Task directions: Down to the last line, print the entries below exactly, and keep every picture out of the copy.

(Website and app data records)
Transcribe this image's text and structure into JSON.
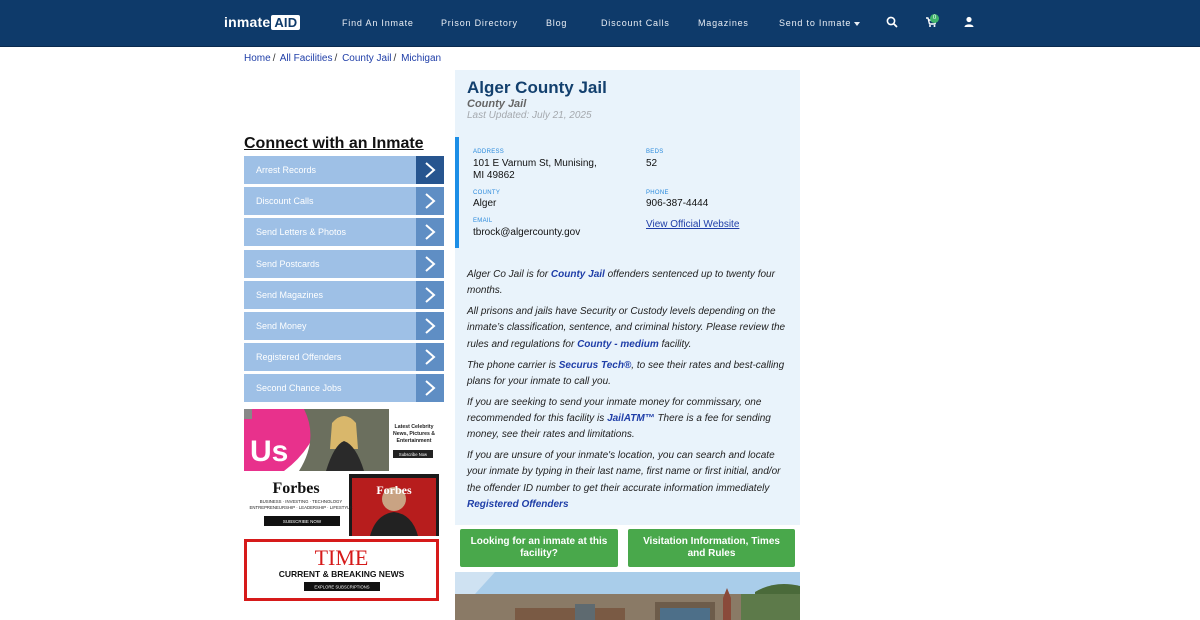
{
  "nav": {
    "logo_prefix": "inmate",
    "logo_suffix": "AID",
    "items": [
      "Find An Inmate",
      "Prison Directory",
      "Blog",
      "Discount Calls",
      "Magazines",
      "Send to Inmate"
    ],
    "cart_count": "0"
  },
  "breadcrumb": [
    "Home",
    "All Facilities",
    "County Jail",
    "Michigan"
  ],
  "sidebar": {
    "title": "Connect with an Inmate",
    "items": [
      "Arrest Records",
      "Discount Calls",
      "Send Letters & Photos",
      "Send Postcards",
      "Send Magazines",
      "Send Money",
      "Registered Offenders",
      "Second Chance Jobs"
    ]
  },
  "ads": {
    "us": {
      "brand": "Us",
      "tagline1": "Latest Celebrity",
      "tagline2": "News, Pictures &",
      "tagline3": "Entertainment",
      "cta": "Subscribe Now"
    },
    "forbes": {
      "brand": "Forbes",
      "line1": "BUSINESS · INVESTING · TECHNOLOGY",
      "line2": "ENTREPRENEURSHIP · LEADERSHIP · LIFESTYLE",
      "cta": "SUBSCRIBE NOW"
    },
    "time": {
      "brand": "TIME",
      "tagline": "CURRENT & BREAKING NEWS",
      "cta": "EXPLORE SUBSCRIPTIONS"
    }
  },
  "facility": {
    "name": "Alger County Jail",
    "type": "County Jail",
    "updated": "Last Updated: July 21, 2025",
    "address_label": "ADDRESS",
    "address_line1": "101 E Varnum St, Munising,",
    "address_line2": "MI 49862",
    "beds_label": "BEDS",
    "beds": "52",
    "county_label": "COUNTY",
    "county": "Alger",
    "phone_label": "PHONE",
    "phone": "906-387-4444",
    "email_label": "EMAIL",
    "email": "tbrock@algercounty.gov",
    "website_link": "View Official Website"
  },
  "description": {
    "p1_a": "Alger Co Jail is for ",
    "p1_link": "County Jail",
    "p1_b": " offenders sentenced up to twenty four months.",
    "p2_a": "All prisons and jails have Security or Custody levels depending on the inmate’s classification, sentence, and criminal history. Please review the rules and regulations for ",
    "p2_link": "County - medium",
    "p2_b": " facility.",
    "p3_a": "The phone carrier is ",
    "p3_link": "Securus Tech®",
    "p3_b": ", to see their rates and best-calling plans for your inmate to call you.",
    "p4_a": "If you are seeking to send your inmate money for commissary, one recommended for this facility is ",
    "p4_link": "JailATM™",
    "p4_b": " There is a fee for sending money, see their rates and limitations.",
    "p5_a": "If you are unsure of your inmate's location, you can search and locate your inmate by typing in their last name, first name or first initial, and/or the offender ID number to get their accurate information immediately ",
    "p5_link": "Registered Offenders"
  },
  "buttons": {
    "looking": "Looking for an inmate at this facility?",
    "visitation": "Visitation Information, Times and Rules"
  }
}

Answer for this exercise:
Transcribe this image's text and structure into JSON.
{
  "nav": {
    "logo_prefix": "inmate",
    "logo_suffix": "AID",
    "items": [
      "Find An Inmate",
      "Prison Directory",
      "Blog",
      "Discount Calls",
      "Magazines",
      "Send to Inmate"
    ],
    "cart_count": "0"
  },
  "breadcrumb": [
    "Home",
    "All Facilities",
    "County Jail",
    "Michigan"
  ],
  "sidebar": {
    "title": "Connect with an Inmate",
    "items": [
      "Arrest Records",
      "Discount Calls",
      "Send Letters & Photos",
      "Send Postcards",
      "Send Magazines",
      "Send Money",
      "Registered Offenders",
      "Second Chance Jobs"
    ]
  },
  "ads": {
    "us": {
      "brand": "Us",
      "tagline1": "Latest Celebrity",
      "tagline2": "News, Pictures &",
      "tagline3": "Entertainment",
      "cta": "Subscribe Now"
    },
    "forbes": {
      "brand": "Forbes",
      "line1": "BUSINESS · INVESTING · TECHNOLOGY",
      "line2": "ENTREPRENEURSHIP · LEADERSHIP · LIFESTYLE",
      "cta": "SUBSCRIBE NOW"
    },
    "time": {
      "brand": "TIME",
      "tagline": "CURRENT & BREAKING NEWS",
      "cta": "EXPLORE SUBSCRIPTIONS"
    }
  },
  "facility": {
    "name": "Alger County Jail",
    "type": "County Jail",
    "updated": "Last Updated: July 21, 2025",
    "address_label": "ADDRESS",
    "address_line1": "101 E Varnum St, Munising,",
    "address_line2": "MI 49862",
    "beds_label": "BEDS",
    "beds": "52",
    "county_label": "COUNTY",
    "county": "Alger",
    "phone_label": "PHONE",
    "phone": "906-387-4444",
    "email_label": "EMAIL",
    "email": "tbrock@algercounty.gov",
    "website_link": "View Official Website"
  },
  "description": {
    "p1_a": "Alger Co Jail is for ",
    "p1_link": "County Jail",
    "p1_b": " offenders sentenced up to twenty four months.",
    "p2_a": "All prisons and jails have Security or Custody levels depending on the inmate’s classification, sentence, and criminal history. Please review the rules and regulations for ",
    "p2_link": "County - medium",
    "p2_b": " facility.",
    "p3_a": "The phone carrier is ",
    "p3_link": "Securus Tech®",
    "p3_b": ", to see their rates and best-calling plans for your inmate to call you.",
    "p4_a": "If you are seeking to send your inmate money for commissary, one recommended for this facility is ",
    "p4_link": "JailATM™",
    "p4_b": " There is a fee for sending money, see their rates and limitations.",
    "p5_a": "If you are unsure of your inmate's location, you can search and locate your inmate by typing in their last name, first name or first initial, and/or the offender ID number to get their accurate information immediately ",
    "p5_link": "Registered Offenders"
  },
  "buttons": {
    "looking": "Looking for an inmate at this facility?",
    "visitation": "Visitation Information, Times and Rules"
  }
}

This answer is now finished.